### WHAT IS BEING ASKED
Which lines in the records below hold the word "items"? Copy each of them.

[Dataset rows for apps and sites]
--------------------------------

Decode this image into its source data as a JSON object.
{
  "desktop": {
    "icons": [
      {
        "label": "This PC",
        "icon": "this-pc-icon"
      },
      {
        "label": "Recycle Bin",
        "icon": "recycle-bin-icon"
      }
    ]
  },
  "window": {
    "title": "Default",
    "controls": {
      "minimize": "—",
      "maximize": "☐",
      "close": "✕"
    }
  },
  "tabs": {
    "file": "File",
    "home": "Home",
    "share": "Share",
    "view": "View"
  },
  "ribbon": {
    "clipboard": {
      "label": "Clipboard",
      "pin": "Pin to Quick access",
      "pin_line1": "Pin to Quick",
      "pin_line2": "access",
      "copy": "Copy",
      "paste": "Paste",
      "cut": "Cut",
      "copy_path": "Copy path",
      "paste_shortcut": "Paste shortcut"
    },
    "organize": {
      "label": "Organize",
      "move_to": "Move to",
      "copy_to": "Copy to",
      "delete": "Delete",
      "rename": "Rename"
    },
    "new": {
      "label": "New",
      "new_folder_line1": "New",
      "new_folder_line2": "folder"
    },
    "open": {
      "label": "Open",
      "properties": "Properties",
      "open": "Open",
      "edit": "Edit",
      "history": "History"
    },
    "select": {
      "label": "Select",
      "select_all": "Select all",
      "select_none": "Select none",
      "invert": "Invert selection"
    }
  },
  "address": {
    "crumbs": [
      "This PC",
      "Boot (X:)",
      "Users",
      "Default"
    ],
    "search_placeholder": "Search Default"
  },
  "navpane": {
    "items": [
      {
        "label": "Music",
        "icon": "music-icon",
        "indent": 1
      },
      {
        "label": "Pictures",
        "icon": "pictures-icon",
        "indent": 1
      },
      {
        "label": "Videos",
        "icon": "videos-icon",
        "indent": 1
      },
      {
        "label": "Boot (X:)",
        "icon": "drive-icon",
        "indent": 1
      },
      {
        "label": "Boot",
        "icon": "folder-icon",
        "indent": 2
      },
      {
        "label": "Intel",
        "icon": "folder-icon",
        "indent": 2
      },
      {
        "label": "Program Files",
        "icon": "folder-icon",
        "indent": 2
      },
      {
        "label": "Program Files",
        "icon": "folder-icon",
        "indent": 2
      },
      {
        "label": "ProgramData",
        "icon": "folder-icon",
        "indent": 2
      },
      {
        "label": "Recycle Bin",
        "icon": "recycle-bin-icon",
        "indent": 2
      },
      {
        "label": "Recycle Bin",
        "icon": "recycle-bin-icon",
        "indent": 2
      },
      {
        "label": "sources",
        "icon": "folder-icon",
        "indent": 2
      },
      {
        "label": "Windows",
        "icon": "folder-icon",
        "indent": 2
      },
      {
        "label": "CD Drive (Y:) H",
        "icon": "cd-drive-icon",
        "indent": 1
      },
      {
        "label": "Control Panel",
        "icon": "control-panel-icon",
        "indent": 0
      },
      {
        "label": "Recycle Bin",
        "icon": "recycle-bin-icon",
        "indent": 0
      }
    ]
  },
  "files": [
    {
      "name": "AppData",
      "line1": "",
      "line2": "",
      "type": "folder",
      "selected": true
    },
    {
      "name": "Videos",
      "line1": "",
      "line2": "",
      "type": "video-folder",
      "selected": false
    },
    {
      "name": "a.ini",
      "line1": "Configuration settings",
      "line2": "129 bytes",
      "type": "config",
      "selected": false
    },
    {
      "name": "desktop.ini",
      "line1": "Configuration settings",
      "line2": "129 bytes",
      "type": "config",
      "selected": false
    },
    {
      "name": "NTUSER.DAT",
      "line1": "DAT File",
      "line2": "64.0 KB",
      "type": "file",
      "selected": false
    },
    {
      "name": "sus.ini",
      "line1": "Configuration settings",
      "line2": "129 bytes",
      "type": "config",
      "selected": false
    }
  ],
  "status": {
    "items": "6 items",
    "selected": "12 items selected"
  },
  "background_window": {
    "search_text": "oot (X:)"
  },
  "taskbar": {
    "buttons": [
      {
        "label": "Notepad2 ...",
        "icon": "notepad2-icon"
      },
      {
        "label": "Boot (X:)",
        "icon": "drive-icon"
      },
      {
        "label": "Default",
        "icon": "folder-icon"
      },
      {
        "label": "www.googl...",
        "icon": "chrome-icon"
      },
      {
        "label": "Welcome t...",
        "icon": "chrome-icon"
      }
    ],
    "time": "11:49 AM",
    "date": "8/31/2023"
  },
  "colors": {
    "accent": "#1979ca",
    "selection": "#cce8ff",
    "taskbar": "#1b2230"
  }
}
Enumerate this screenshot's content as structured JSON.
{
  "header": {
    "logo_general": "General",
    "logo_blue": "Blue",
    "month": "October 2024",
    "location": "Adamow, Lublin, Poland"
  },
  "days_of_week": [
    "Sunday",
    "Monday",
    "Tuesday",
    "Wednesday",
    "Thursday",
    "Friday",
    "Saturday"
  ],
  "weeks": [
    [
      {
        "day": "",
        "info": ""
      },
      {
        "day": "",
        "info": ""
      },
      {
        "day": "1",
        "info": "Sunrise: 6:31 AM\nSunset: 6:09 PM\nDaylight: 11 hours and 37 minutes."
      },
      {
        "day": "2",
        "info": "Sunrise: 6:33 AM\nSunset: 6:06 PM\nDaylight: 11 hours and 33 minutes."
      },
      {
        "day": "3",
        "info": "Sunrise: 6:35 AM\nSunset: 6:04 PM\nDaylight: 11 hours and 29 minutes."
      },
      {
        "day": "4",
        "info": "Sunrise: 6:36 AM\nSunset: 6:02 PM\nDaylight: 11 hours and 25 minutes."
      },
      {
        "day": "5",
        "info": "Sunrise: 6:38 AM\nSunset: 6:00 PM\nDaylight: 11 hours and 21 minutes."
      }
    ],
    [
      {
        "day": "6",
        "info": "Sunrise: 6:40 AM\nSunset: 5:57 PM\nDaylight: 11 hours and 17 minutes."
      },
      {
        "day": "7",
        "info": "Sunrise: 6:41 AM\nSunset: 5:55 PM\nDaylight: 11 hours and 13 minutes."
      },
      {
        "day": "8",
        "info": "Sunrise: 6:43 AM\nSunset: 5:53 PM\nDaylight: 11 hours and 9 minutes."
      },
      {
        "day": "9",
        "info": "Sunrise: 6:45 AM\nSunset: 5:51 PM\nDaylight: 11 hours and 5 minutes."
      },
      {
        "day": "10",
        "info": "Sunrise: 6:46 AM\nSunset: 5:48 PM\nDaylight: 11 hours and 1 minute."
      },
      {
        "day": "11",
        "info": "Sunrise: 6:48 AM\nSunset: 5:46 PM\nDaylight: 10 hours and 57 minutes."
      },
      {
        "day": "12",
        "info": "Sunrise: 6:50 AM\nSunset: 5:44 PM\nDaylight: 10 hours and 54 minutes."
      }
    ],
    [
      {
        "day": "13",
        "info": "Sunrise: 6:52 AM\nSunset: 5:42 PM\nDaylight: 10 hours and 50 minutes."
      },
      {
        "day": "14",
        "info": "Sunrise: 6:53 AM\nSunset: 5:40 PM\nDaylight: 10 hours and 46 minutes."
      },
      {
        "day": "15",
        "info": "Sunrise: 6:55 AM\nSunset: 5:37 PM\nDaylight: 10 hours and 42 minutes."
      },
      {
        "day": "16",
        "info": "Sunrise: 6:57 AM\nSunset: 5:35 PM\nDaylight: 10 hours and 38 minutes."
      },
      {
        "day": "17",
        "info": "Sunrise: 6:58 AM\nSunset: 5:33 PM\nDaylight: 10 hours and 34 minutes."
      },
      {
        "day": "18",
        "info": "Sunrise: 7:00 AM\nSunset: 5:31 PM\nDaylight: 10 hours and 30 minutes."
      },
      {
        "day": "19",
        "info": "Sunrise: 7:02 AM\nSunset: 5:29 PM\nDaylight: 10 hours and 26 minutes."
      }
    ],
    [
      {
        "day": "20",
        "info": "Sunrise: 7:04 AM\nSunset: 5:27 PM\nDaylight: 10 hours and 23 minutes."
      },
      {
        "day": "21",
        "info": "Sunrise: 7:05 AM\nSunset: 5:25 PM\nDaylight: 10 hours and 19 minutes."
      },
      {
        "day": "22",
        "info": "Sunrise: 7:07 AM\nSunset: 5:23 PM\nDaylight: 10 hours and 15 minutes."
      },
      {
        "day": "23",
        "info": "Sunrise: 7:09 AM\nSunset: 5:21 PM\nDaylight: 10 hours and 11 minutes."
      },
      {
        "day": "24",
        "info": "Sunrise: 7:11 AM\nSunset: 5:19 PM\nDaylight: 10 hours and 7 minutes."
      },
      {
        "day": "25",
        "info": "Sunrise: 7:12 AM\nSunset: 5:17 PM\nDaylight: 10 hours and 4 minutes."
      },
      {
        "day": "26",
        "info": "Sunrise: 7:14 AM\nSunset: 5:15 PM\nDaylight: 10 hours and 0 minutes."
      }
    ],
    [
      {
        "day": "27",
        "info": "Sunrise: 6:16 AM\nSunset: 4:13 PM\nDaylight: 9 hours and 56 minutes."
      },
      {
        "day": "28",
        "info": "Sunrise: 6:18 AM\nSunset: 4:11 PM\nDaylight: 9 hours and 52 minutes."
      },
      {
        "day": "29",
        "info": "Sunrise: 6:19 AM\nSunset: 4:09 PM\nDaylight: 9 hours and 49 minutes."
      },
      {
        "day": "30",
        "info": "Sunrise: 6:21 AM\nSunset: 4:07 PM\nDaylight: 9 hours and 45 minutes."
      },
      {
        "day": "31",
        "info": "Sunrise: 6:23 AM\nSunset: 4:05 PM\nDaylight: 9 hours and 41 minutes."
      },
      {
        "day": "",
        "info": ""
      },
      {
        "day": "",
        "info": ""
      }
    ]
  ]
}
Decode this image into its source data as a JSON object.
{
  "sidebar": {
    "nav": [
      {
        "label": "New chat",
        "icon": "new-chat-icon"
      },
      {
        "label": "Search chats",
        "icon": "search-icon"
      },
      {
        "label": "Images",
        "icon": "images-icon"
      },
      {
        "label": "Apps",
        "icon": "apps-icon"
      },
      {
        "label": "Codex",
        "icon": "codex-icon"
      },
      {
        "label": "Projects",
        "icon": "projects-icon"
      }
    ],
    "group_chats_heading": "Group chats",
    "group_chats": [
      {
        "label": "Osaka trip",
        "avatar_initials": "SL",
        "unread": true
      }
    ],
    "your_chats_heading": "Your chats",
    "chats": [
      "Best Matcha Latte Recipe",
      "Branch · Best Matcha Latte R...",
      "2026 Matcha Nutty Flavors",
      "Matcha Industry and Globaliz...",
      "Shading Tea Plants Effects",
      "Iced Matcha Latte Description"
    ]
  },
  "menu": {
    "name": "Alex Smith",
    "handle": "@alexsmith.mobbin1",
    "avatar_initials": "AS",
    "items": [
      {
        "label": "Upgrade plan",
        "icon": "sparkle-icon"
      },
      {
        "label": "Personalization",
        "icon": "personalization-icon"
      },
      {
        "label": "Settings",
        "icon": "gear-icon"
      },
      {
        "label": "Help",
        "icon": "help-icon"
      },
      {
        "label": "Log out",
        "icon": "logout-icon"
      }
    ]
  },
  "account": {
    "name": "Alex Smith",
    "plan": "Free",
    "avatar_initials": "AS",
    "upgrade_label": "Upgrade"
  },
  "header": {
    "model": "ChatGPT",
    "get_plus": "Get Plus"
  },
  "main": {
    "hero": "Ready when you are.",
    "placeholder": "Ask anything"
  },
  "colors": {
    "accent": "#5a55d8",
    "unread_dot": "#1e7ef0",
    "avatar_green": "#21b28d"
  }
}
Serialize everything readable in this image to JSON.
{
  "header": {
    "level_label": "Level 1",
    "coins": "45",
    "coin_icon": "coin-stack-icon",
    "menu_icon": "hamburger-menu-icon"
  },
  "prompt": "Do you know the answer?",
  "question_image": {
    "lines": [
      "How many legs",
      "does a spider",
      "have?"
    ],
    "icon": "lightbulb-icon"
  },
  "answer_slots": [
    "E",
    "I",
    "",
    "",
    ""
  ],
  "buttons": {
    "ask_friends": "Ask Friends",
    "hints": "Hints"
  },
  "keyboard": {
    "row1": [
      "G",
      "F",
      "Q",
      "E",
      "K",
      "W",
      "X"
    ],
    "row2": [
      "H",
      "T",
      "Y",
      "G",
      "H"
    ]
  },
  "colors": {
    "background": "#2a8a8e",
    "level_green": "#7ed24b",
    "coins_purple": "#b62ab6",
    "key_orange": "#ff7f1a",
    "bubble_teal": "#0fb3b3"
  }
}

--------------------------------

### ANSWER TO THIS TASK
    "items": [
    "items": "6 items",
    "selected": "12 items selected"
    "items": [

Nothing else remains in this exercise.